Our Science Advisor looks at the winter forecast, ocean temperatures, and the impacts on steelhead in the Pacific.
Overshooting happens when steelhead ascend one or more dams upstream of their natal tributaries and must eventually pass back through the hydro system and downstream fish passage facilities that are not designed to accommodate adult fish. Here’s why the John Day River is critical to understanding more about this phenomenon.
A literature Review led by Trout Unlimited shows over 80 percent of global, peer-reviewed research on the topic has found an adverse effect on wild salmonid populations in freshwater and marine environments.
In this week’s Science Friday post, John McMillan is back with a breakdown of a recent study looking at how steelhead, chinook, and coho are re-establshing their populations and diversity, on a pair of Elwha River tributaries between the former dam sites.
Another Science Friday looking at the fate and migratory oceanic patterns of steelhead kelts from Alaska’s Situk River.
fish traveling downstream through the hydro system, and discussion of possible management changes to help improve steelhead survival.
In the Columbia and Snake rivers hydropower systems, many migrating summer steelhead overshoot their spawning streams, passing dams multiple times and increasing mortality rates, trying to find cold water refuge. We look at the ramifications on steelhead management for not properly accounting for these overshoot steelhead.
We look at a new paper that digs into the factors leading harbor seal to prey on juvenile steelhead and the abundance of both coho and Chinook salmon during the steelhead outmigration window to understand how these pulses of hatchery salmon impact the weekly survival of steelhead moving through Puget Sound.

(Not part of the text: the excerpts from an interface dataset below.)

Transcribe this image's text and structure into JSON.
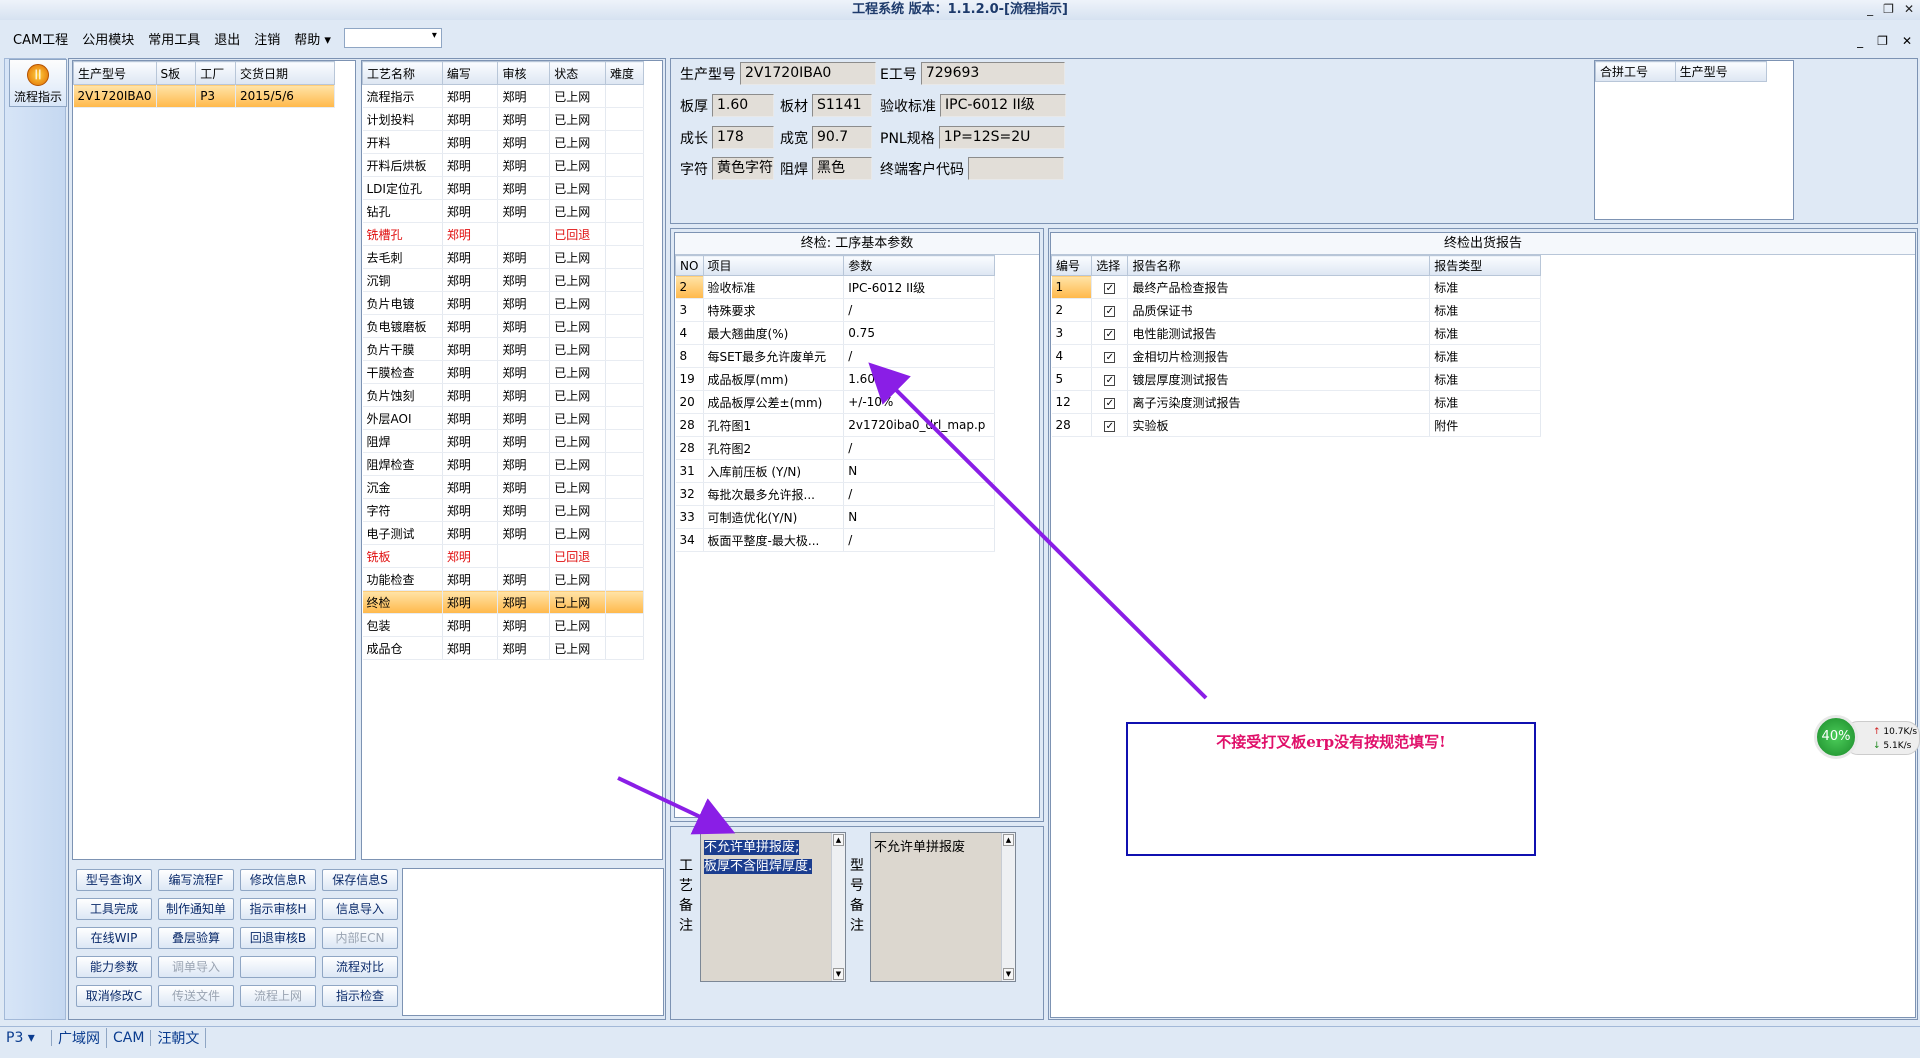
{
  "window": {
    "title": "工程系统 版本：1.1.2.0-[流程指示]",
    "controls": [
      "_",
      "❐",
      "✕"
    ],
    "mdi_controls": [
      "_",
      "❐",
      "✕"
    ]
  },
  "menu": [
    "CAM工程",
    "公用模块",
    "常用工具",
    "退出",
    "注销",
    "帮助 ▾"
  ],
  "menu_combo_value": "",
  "left_toolbar": {
    "flow_button_label": "流程指示",
    "flow_icon_text": "||"
  },
  "model_table": {
    "headers": [
      "生产型号",
      "S板",
      "工厂",
      "交货日期"
    ],
    "rows": [
      [
        "2V1720IBA0",
        "",
        "P3",
        "2015/5/6"
      ]
    ]
  },
  "process_table": {
    "headers": [
      "工艺名称",
      "编写",
      "审核",
      "状态",
      "难度"
    ],
    "rows": [
      {
        "name": "流程指示",
        "w": "郑明",
        "a": "郑明",
        "s": "已上网",
        "d": "",
        "red": false
      },
      {
        "name": "计划投料",
        "w": "郑明",
        "a": "郑明",
        "s": "已上网",
        "d": "",
        "red": false
      },
      {
        "name": "开料",
        "w": "郑明",
        "a": "郑明",
        "s": "已上网",
        "d": "",
        "red": false
      },
      {
        "name": "开料后烘板",
        "w": "郑明",
        "a": "郑明",
        "s": "已上网",
        "d": "",
        "red": false
      },
      {
        "name": "LDI定位孔",
        "w": "郑明",
        "a": "郑明",
        "s": "已上网",
        "d": "",
        "red": false
      },
      {
        "name": "钻孔",
        "w": "郑明",
        "a": "郑明",
        "s": "已上网",
        "d": "",
        "red": false
      },
      {
        "name": "铣槽孔",
        "w": "郑明",
        "a": "",
        "s": "已回退",
        "d": "",
        "red": true
      },
      {
        "name": "去毛刺",
        "w": "郑明",
        "a": "郑明",
        "s": "已上网",
        "d": "",
        "red": false
      },
      {
        "name": "沉铜",
        "w": "郑明",
        "a": "郑明",
        "s": "已上网",
        "d": "",
        "red": false
      },
      {
        "name": "负片电镀",
        "w": "郑明",
        "a": "郑明",
        "s": "已上网",
        "d": "",
        "red": false
      },
      {
        "name": "负电镀磨板",
        "w": "郑明",
        "a": "郑明",
        "s": "已上网",
        "d": "",
        "red": false
      },
      {
        "name": "负片干膜",
        "w": "郑明",
        "a": "郑明",
        "s": "已上网",
        "d": "",
        "red": false
      },
      {
        "name": "干膜检查",
        "w": "郑明",
        "a": "郑明",
        "s": "已上网",
        "d": "",
        "red": false
      },
      {
        "name": "负片蚀刻",
        "w": "郑明",
        "a": "郑明",
        "s": "已上网",
        "d": "",
        "red": false
      },
      {
        "name": "外层AOI",
        "w": "郑明",
        "a": "郑明",
        "s": "已上网",
        "d": "",
        "red": false
      },
      {
        "name": "阻焊",
        "w": "郑明",
        "a": "郑明",
        "s": "已上网",
        "d": "",
        "red": false
      },
      {
        "name": "阻焊检查",
        "w": "郑明",
        "a": "郑明",
        "s": "已上网",
        "d": "",
        "red": false
      },
      {
        "name": "沉金",
        "w": "郑明",
        "a": "郑明",
        "s": "已上网",
        "d": "",
        "red": false
      },
      {
        "name": "字符",
        "w": "郑明",
        "a": "郑明",
        "s": "已上网",
        "d": "",
        "red": false
      },
      {
        "name": "电子测试",
        "w": "郑明",
        "a": "郑明",
        "s": "已上网",
        "d": "",
        "red": false
      },
      {
        "name": "铣板",
        "w": "郑明",
        "a": "",
        "s": "已回退",
        "d": "",
        "red": true
      },
      {
        "name": "功能检查",
        "w": "郑明",
        "a": "郑明",
        "s": "已上网",
        "d": "",
        "red": false
      },
      {
        "name": "终检",
        "w": "郑明",
        "a": "郑明",
        "s": "已上网",
        "d": "",
        "red": false,
        "sel": true
      },
      {
        "name": "包装",
        "w": "郑明",
        "a": "郑明",
        "s": "已上网",
        "d": "",
        "red": false
      },
      {
        "name": "成品仓",
        "w": "郑明",
        "a": "郑明",
        "s": "已上网",
        "d": "",
        "red": false
      }
    ]
  },
  "buttons": [
    {
      "label": "型号查询X",
      "enabled": true
    },
    {
      "label": "编写流程F",
      "enabled": true
    },
    {
      "label": "修改信息R",
      "enabled": true
    },
    {
      "label": "保存信息S",
      "enabled": true
    },
    {
      "label": "工具完成",
      "enabled": true
    },
    {
      "label": "制作通知单",
      "enabled": true
    },
    {
      "label": "指示审核H",
      "enabled": true
    },
    {
      "label": "信息导入",
      "enabled": true
    },
    {
      "label": "在线WIP",
      "enabled": true
    },
    {
      "label": "叠层验算",
      "enabled": true
    },
    {
      "label": "回退审核B",
      "enabled": true
    },
    {
      "label": "内部ECN",
      "enabled": false
    },
    {
      "label": "能力参数",
      "enabled": true
    },
    {
      "label": "调单导入",
      "enabled": false
    },
    {
      "label": "",
      "enabled": false
    },
    {
      "label": "流程对比",
      "enabled": true
    },
    {
      "label": "取消修改C",
      "enabled": true
    },
    {
      "label": "传送文件",
      "enabled": false
    },
    {
      "label": "流程上网",
      "enabled": false
    },
    {
      "label": "指示检查",
      "enabled": true
    }
  ],
  "header_fields": {
    "prod_model_label": "生产型号",
    "prod_model": "2V1720IBA0",
    "e_no_label": "E工号",
    "e_no": "729693",
    "thickness_label": "板厚",
    "thickness": "1.60",
    "material_label": "板材",
    "material": "S1141",
    "std_label": "验收标准",
    "std": "IPC-6012 II级",
    "len_label": "成长",
    "len": "178",
    "width_label": "成宽",
    "width": "90.7",
    "pnl_label": "PNL规格",
    "pnl": "1P=12S=2U",
    "char_label": "字符",
    "char": "黄色字符",
    "mask_label": "阻焊",
    "mask": "黑色",
    "cust_label": "终端客户代码",
    "cust": ""
  },
  "merge_table": {
    "headers": [
      "合拼工号",
      "生产型号"
    ]
  },
  "param_panel": {
    "title": "终检: 工序基本参数",
    "headers": [
      "NO",
      "项目",
      "参数"
    ],
    "rows": [
      [
        "2",
        "验收标准",
        "IPC-6012 II级"
      ],
      [
        "3",
        "特殊要求",
        "/"
      ],
      [
        "4",
        "最大翘曲度(%)",
        "0.75"
      ],
      [
        "8",
        "每SET最多允许废单元",
        "/"
      ],
      [
        "19",
        "成品板厚(mm)",
        "1.60"
      ],
      [
        "20",
        "成品板厚公差±(mm)",
        "+/-10%"
      ],
      [
        "28",
        "孔符图1",
        "2v1720iba0_drl_map.p"
      ],
      [
        "28",
        "孔符图2",
        "/"
      ],
      [
        "31",
        "入库前压板 (Y/N)",
        "N"
      ],
      [
        "32",
        "每批次最多允许报...",
        "/"
      ],
      [
        "33",
        "可制造优化(Y/N)",
        "N"
      ],
      [
        "34",
        "板面平整度-最大极...",
        "/"
      ]
    ]
  },
  "report_panel": {
    "title": "终检出货报告",
    "headers": [
      "编号",
      "选择",
      "报告名称",
      "报告类型"
    ],
    "rows": [
      [
        "1",
        "✓",
        "最终产品检查报告",
        "标准"
      ],
      [
        "2",
        "✓",
        "品质保证书",
        "标准"
      ],
      [
        "3",
        "✓",
        "电性能测试报告",
        "标准"
      ],
      [
        "4",
        "✓",
        "金相切片检测报告",
        "标准"
      ],
      [
        "5",
        "✓",
        "镀层厚度测试报告",
        "标准"
      ],
      [
        "12",
        "✓",
        "离子污染度测试报告",
        "标准"
      ],
      [
        "28",
        "✓",
        "实验板",
        "附件"
      ]
    ]
  },
  "remarks": {
    "process_label": "工艺备注",
    "process_lines": [
      "不允许单拼报废;",
      "板厚不含阻焊厚度."
    ],
    "model_label": "型号备注",
    "model_text": "不允许单拼报废"
  },
  "notice": "不接受打叉板erp没有按规范填写!",
  "net_widget": {
    "percent": "40%",
    "up": "10.7K/s",
    "down": "5.1K/s"
  },
  "status_bar": [
    "P3 ▾",
    "广域网",
    "CAM",
    "汪朝文"
  ],
  "colors": {
    "accent": "#ffb84a",
    "annotation": "#8a1ee6",
    "notice_border": "#1010b0",
    "notice_text": "#e0106a"
  }
}
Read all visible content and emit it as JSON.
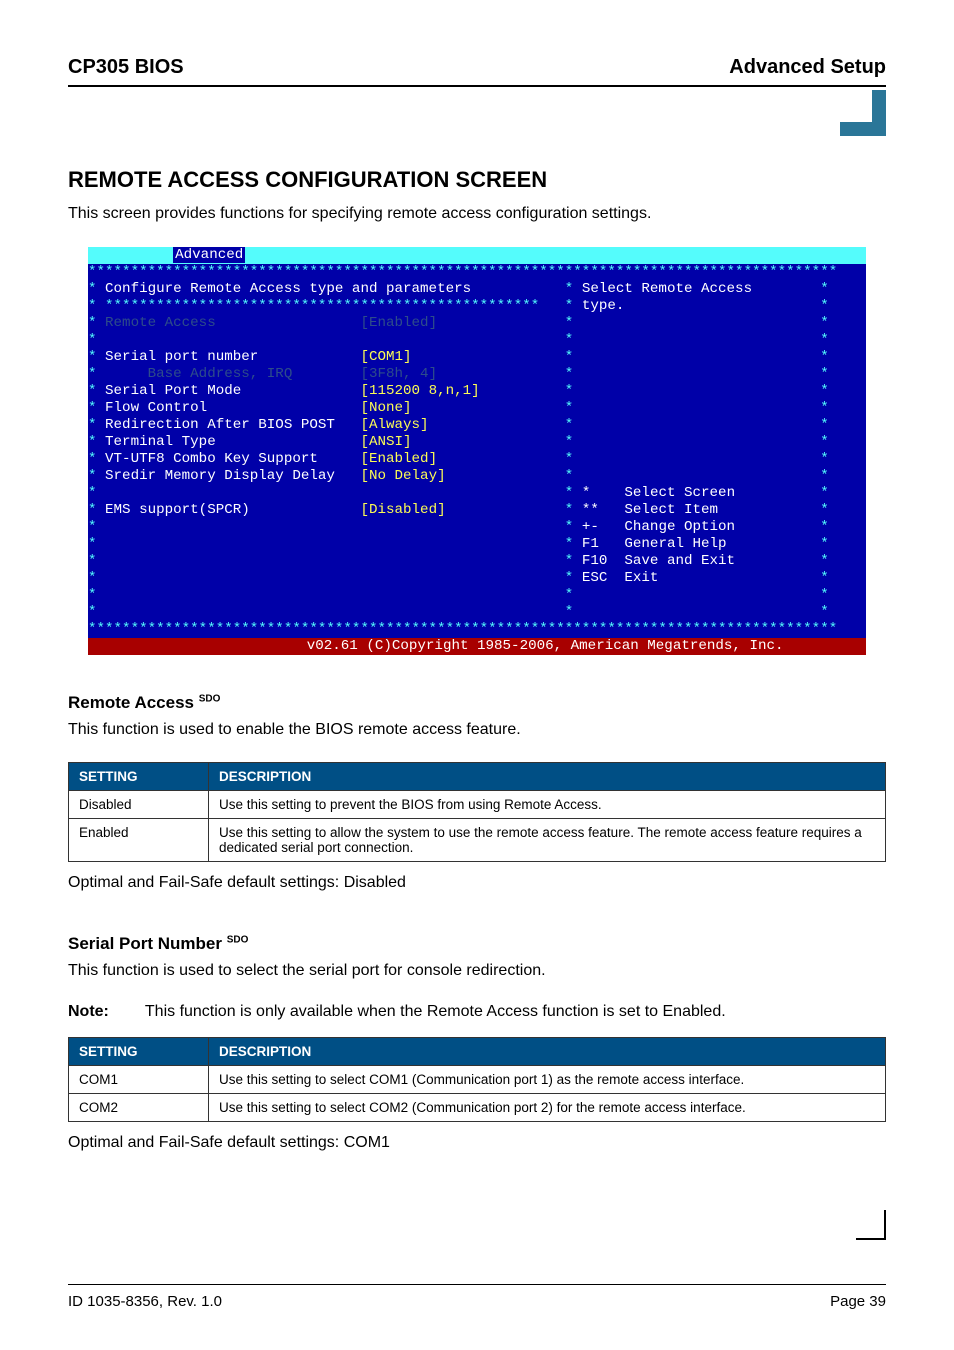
{
  "header": {
    "left": "CP305 BIOS",
    "right": "Advanced Setup"
  },
  "section_title": "REMOTE ACCESS CONFIGURATION SCREEN",
  "section_intro": "This screen provides functions for specifying remote access configuration settings.",
  "bios": {
    "tab_label": "Advanced",
    "star_line_full": "****************************************************************************************",
    "left_title": "Configure Remote Access type and parameters",
    "right_help1": "Select Remote Access",
    "right_help2": "type.",
    "inner_stars": "***************************************************",
    "rows": [
      {
        "label": "Remote Access",
        "value": "[Enabled]",
        "dim": true,
        "indent": 0
      },
      {
        "label": "",
        "value": "",
        "indent": 0
      },
      {
        "label": "Serial port number",
        "value": "[COM1]",
        "indent": 0
      },
      {
        "label": "Base Address, IRQ",
        "value": "[3F8h, 4]",
        "dim": true,
        "indent": 5
      },
      {
        "label": "Serial Port Mode",
        "value": "[115200 8,n,1]",
        "indent": 0
      },
      {
        "label": "Flow Control",
        "value": "[None]",
        "indent": 0
      },
      {
        "label": "Redirection After BIOS POST",
        "value": "[Always]",
        "indent": 0
      },
      {
        "label": "Terminal Type",
        "value": "[ANSI]",
        "indent": 0
      },
      {
        "label": "VT-UTF8 Combo Key Support",
        "value": "[Enabled]",
        "indent": 0
      },
      {
        "label": "Sredir Memory Display Delay",
        "value": "[No Delay]",
        "indent": 0
      },
      {
        "label": "",
        "value": "",
        "indent": 0
      },
      {
        "label": "EMS support(SPCR)",
        "value": "[Disabled]",
        "indent": 0
      }
    ],
    "nav": [
      {
        "key": "*",
        "text": "Select Screen"
      },
      {
        "key": "**",
        "text": "Select Item"
      },
      {
        "key": "+-",
        "text": "Change Option"
      },
      {
        "key": "F1",
        "text": "General Help"
      },
      {
        "key": "F10",
        "text": "Save and Exit"
      },
      {
        "key": "ESC",
        "text": "Exit"
      }
    ],
    "copyright": "v02.61 (C)Copyright 1985-2006, American Megatrends, Inc."
  },
  "remote_access": {
    "heading": "Remote Access",
    "sdo": "SDO",
    "intro": "This function is used to enable the BIOS remote access feature.",
    "th_setting": "SETTING",
    "th_desc": "DESCRIPTION",
    "rows": [
      {
        "setting": "Disabled",
        "desc": "Use this setting to prevent the BIOS from using Remote Access."
      },
      {
        "setting": "Enabled",
        "desc": "Use this setting to allow the system to use the remote access feature. The remote access feature requires a dedicated serial port connection."
      }
    ],
    "defaults": "Optimal and Fail-Safe default settings: Disabled"
  },
  "serial_port": {
    "heading": "Serial Port Number",
    "sdo": "SDO",
    "intro": "This function is used to select the serial port for console redirection.",
    "note_label": "Note:",
    "note_text": "This function is only available when the Remote Access function is set to Enabled.",
    "th_setting": "SETTING",
    "th_desc": "DESCRIPTION",
    "rows": [
      {
        "setting": "COM1",
        "desc": "Use this setting to select COM1 (Communication port 1) as the remote access interface."
      },
      {
        "setting": "COM2",
        "desc": "Use this setting to select COM2 (Communication port 2) for the remote access interface."
      }
    ],
    "defaults": "Optimal and Fail-Safe default settings: COM1"
  },
  "footer": {
    "left": "ID 1035-8356, Rev. 1.0",
    "right": "Page 39"
  }
}
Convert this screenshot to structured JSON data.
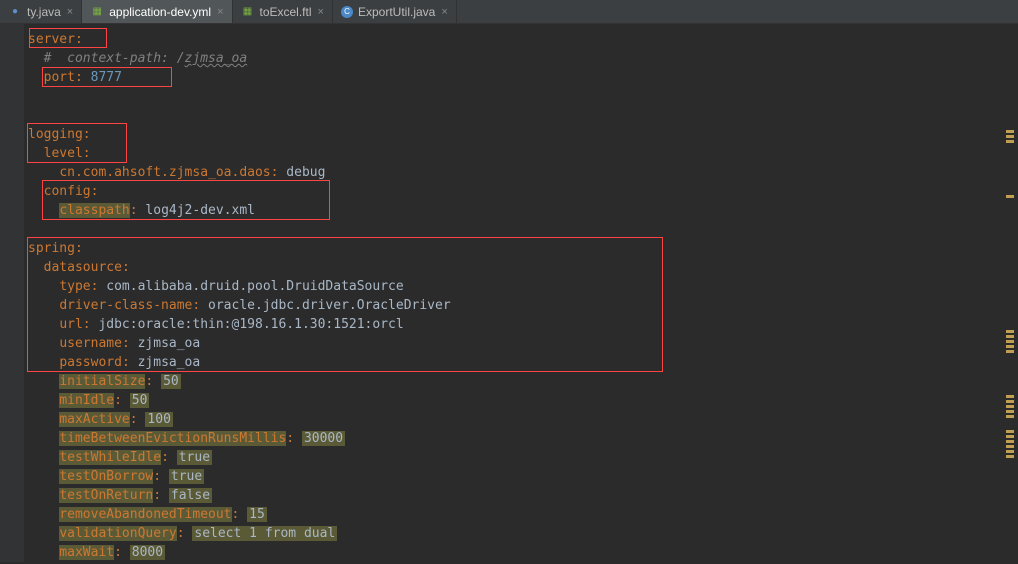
{
  "tabs": [
    {
      "label": "ty.java",
      "icon": "J",
      "active": false
    },
    {
      "label": "application-dev.yml",
      "icon": "Y",
      "active": true
    },
    {
      "label": "toExcel.ftl",
      "icon": "F",
      "active": false
    },
    {
      "label": "ExportUtil.java",
      "icon": "C",
      "active": false
    }
  ],
  "code": {
    "l1_key": "server",
    "l2_comment": "#  context-path: /",
    "l2_comment2": "zjmsa_oa",
    "l3_key": "port",
    "l3_val": "8777",
    "l5_key": "logging",
    "l6_key": "level",
    "l7_key": "cn.com.ahsoft.zjmsa_oa.daos",
    "l7_val": "debug",
    "l8_key": "config",
    "l9_key": "classpath",
    "l9_val": "log4j2-dev.xml",
    "l11_key": "spring",
    "l12_key": "datasource",
    "l13_key": "type",
    "l13_val": "com.alibaba.druid.pool.DruidDataSource",
    "l14_key": "driver-class-name",
    "l14_val": "oracle.jdbc.driver.OracleDriver",
    "l15_key": "url",
    "l15_val": "jdbc:oracle:thin:@198.16.1.30:1521:orcl",
    "l16_key": "username",
    "l16_val": "zjmsa_oa",
    "l17_key": "password",
    "l17_val": "zjmsa_oa",
    "l18_key": "initialSize",
    "l18_val": "50",
    "l19_key": "minIdle",
    "l19_val": "50",
    "l20_key": "maxActive",
    "l20_val": "100",
    "l21_key": "timeBetweenEvictionRunsMillis",
    "l21_val": "30000",
    "l22_key": "testWhileIdle",
    "l22_val": "true",
    "l23_key": "testOnBorrow",
    "l23_val": "true",
    "l24_key": "testOnReturn",
    "l24_val": "false",
    "l25_key": "removeAbandonedTimeout",
    "l25_val": "15",
    "l26_key": "validationQuery",
    "l26_val": "select 1 from dual",
    "l27_key": "maxWait",
    "l27_val": "8000"
  }
}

Continuation of our Science Friday Series: Untangling Steelhead and Rainbow Trout Dynamics
Untangling Steelhead and Rainbow Trout Dynamics in Washington’s Hood Canal: Part 1